● **PROMPT**: Quote all of the data that follows exactly as written, skipping the images.

DATA EXCERPTS: Begin

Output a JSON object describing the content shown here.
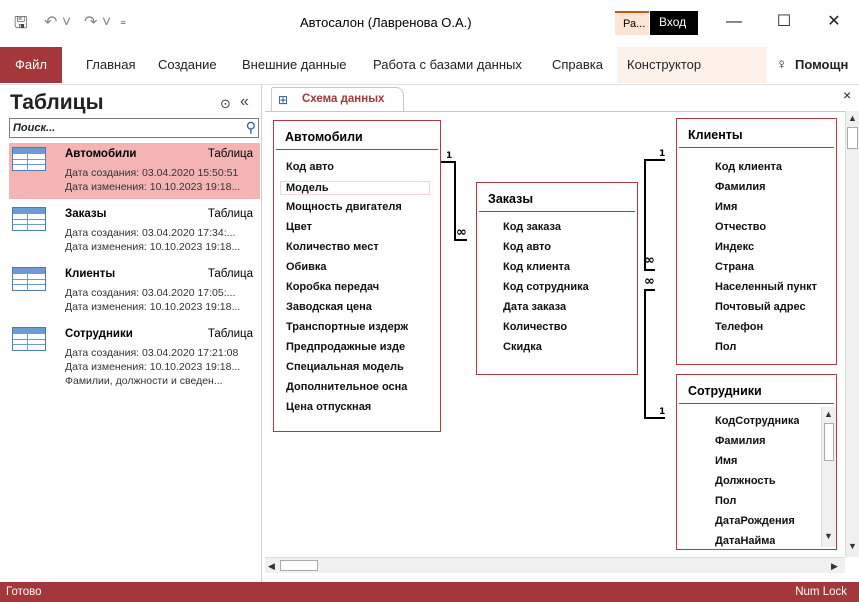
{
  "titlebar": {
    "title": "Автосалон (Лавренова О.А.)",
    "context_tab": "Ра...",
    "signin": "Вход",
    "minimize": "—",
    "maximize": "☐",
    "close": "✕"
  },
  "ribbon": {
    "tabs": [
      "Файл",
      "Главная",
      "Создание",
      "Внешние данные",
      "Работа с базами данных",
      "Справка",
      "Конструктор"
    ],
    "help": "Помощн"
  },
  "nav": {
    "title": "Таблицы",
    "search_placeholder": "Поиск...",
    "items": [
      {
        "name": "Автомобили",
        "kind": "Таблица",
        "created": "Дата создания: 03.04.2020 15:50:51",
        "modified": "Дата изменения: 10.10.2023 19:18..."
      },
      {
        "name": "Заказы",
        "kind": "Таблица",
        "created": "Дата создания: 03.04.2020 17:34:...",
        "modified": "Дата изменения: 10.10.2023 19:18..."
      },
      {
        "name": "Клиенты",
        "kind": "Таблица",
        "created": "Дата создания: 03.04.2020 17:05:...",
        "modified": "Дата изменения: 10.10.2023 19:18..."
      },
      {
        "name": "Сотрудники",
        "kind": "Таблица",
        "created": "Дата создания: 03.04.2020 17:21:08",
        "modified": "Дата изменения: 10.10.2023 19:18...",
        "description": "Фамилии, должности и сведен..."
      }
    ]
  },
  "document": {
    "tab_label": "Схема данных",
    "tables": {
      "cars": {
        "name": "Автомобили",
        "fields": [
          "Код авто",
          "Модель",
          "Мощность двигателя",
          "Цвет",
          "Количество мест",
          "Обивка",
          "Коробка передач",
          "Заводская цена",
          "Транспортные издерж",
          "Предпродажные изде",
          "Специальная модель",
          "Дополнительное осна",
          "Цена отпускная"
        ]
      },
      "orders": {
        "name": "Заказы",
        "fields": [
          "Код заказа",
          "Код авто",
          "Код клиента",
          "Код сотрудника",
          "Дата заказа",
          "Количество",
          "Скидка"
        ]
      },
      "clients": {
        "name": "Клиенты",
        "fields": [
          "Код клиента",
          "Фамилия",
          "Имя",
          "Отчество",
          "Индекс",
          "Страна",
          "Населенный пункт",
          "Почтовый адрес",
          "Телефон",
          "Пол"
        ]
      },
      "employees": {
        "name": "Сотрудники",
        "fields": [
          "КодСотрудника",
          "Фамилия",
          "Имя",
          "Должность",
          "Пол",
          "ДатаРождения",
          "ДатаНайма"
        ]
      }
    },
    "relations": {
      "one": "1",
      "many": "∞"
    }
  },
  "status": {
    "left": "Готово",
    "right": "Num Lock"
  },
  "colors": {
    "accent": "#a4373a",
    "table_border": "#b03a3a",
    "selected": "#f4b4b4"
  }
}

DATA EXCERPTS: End

● **RESPONSE FOR THIS EXERCISE**:
Output a JSON object describing the content shown here.
{
  "titlebar": {
    "title": "Автосалон (Лавренова О.А.)",
    "context_tab": "Ра...",
    "signin": "Вход",
    "minimize": "—",
    "maximize": "☐",
    "close": "✕"
  },
  "ribbon": {
    "tabs": [
      "Файл",
      "Главная",
      "Создание",
      "Внешние данные",
      "Работа с базами данных",
      "Справка",
      "Конструктор"
    ],
    "help": "Помощн"
  },
  "nav": {
    "title": "Таблицы",
    "search_placeholder": "Поиск...",
    "items": [
      {
        "name": "Автомобили",
        "kind": "Таблица",
        "created": "Дата создания: 03.04.2020 15:50:51",
        "modified": "Дата изменения: 10.10.2023 19:18..."
      },
      {
        "name": "Заказы",
        "kind": "Таблица",
        "created": "Дата создания: 03.04.2020 17:34:...",
        "modified": "Дата изменения: 10.10.2023 19:18..."
      },
      {
        "name": "Клиенты",
        "kind": "Таблица",
        "created": "Дата создания: 03.04.2020 17:05:...",
        "modified": "Дата изменения: 10.10.2023 19:18..."
      },
      {
        "name": "Сотрудники",
        "kind": "Таблица",
        "created": "Дата создания: 03.04.2020 17:21:08",
        "modified": "Дата изменения: 10.10.2023 19:18...",
        "description": "Фамилии, должности и сведен..."
      }
    ]
  },
  "document": {
    "tab_label": "Схема данных",
    "tables": {
      "cars": {
        "name": "Автомобили",
        "fields": [
          "Код авто",
          "Модель",
          "Мощность двигателя",
          "Цвет",
          "Количество мест",
          "Обивка",
          "Коробка передач",
          "Заводская цена",
          "Транспортные издерж",
          "Предпродажные изде",
          "Специальная модель",
          "Дополнительное осна",
          "Цена отпускная"
        ]
      },
      "orders": {
        "name": "Заказы",
        "fields": [
          "Код заказа",
          "Код авто",
          "Код клиента",
          "Код сотрудника",
          "Дата заказа",
          "Количество",
          "Скидка"
        ]
      },
      "clients": {
        "name": "Клиенты",
        "fields": [
          "Код клиента",
          "Фамилия",
          "Имя",
          "Отчество",
          "Индекс",
          "Страна",
          "Населенный пункт",
          "Почтовый адрес",
          "Телефон",
          "Пол"
        ]
      },
      "employees": {
        "name": "Сотрудники",
        "fields": [
          "КодСотрудника",
          "Фамилия",
          "Имя",
          "Должность",
          "Пол",
          "ДатаРождения",
          "ДатаНайма"
        ]
      }
    },
    "relations": {
      "one": "1",
      "many": "∞"
    }
  },
  "status": {
    "left": "Готово",
    "right": "Num Lock"
  },
  "colors": {
    "accent": "#a4373a",
    "table_border": "#b03a3a",
    "selected": "#f4b4b4"
  }
}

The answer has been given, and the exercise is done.